The only (very slight) criticism we have for Asylum is its alien subplot, which came and went with no explanation and no real impact on the American Horror Story franchise. To this day, fans are still waiting for the concept to be developed further. Hopefully, they’ll return in a future season.
The majority of American Horror Story viewers would agree that the signature season of the show is either Asylum or Murder House, but we truly think Roanoke was the best so far. Hear us out, okay?
For fans of meta-horror like Scream and Cabin in the Woods, Roanoke was a dream come true. It took the genre and ramped the dial up to 100, presenting itself as a mockumentary called My Roanoke Nightmare and then flipping the script to become a Big Brother-style reality show halfway through, an ingenious move which kept viewers gripped.
The season also featured arguably the best cast so far, with longtime favorites like Evan Peters, Sarah Paulson, Kathy Bates and Angela Bassett portraying multiple characters, and standout appearances from Leslie Jordan and an unrecognizable Lady Gaga – a celebrity cameo that really worked.
It offered genuinely terrifying scares (the cannibal Polk family still haunts us) and great pacing that didn’t get bogged down trying to tie various seasons together with far-fetched crossovers – save for a brilliant and unexpected appearance from Lana Winters, Sarah Paulson’s beloved character from Asylum, in the final episode.

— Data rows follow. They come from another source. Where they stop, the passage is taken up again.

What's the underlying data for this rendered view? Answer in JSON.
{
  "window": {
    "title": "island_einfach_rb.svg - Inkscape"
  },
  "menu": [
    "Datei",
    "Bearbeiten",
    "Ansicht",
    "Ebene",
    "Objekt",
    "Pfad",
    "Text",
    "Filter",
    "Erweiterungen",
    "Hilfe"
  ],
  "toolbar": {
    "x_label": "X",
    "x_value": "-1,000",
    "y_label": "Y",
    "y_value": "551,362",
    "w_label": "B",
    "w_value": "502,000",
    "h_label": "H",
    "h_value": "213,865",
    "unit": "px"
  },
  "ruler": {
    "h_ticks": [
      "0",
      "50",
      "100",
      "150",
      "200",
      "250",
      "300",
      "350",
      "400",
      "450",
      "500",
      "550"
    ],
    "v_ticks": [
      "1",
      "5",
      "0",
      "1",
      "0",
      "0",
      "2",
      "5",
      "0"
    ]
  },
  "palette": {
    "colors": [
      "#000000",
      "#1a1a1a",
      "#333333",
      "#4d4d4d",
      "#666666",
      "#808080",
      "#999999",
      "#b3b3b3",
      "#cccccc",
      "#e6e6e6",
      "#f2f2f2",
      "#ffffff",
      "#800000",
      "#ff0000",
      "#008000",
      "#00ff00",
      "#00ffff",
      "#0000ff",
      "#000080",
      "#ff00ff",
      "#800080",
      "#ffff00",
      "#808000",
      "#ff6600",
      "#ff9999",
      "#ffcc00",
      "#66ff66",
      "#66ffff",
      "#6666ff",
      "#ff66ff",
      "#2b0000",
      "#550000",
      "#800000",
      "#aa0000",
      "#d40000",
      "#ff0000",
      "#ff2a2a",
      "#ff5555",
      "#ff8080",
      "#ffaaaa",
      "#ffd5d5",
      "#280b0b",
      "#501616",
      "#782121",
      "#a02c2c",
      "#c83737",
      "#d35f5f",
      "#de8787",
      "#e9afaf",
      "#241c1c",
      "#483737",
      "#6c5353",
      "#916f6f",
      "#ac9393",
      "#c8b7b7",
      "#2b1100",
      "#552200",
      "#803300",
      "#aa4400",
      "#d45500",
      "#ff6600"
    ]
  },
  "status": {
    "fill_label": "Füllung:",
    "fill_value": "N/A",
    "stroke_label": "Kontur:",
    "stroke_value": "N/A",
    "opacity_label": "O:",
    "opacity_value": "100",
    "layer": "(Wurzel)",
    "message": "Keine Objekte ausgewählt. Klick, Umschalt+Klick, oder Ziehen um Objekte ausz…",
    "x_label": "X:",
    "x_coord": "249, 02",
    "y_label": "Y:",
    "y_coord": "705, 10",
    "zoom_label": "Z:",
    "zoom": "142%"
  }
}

If you don’t agree with us, give Roanoke a rewatch. We’re sure you’ll change your mind.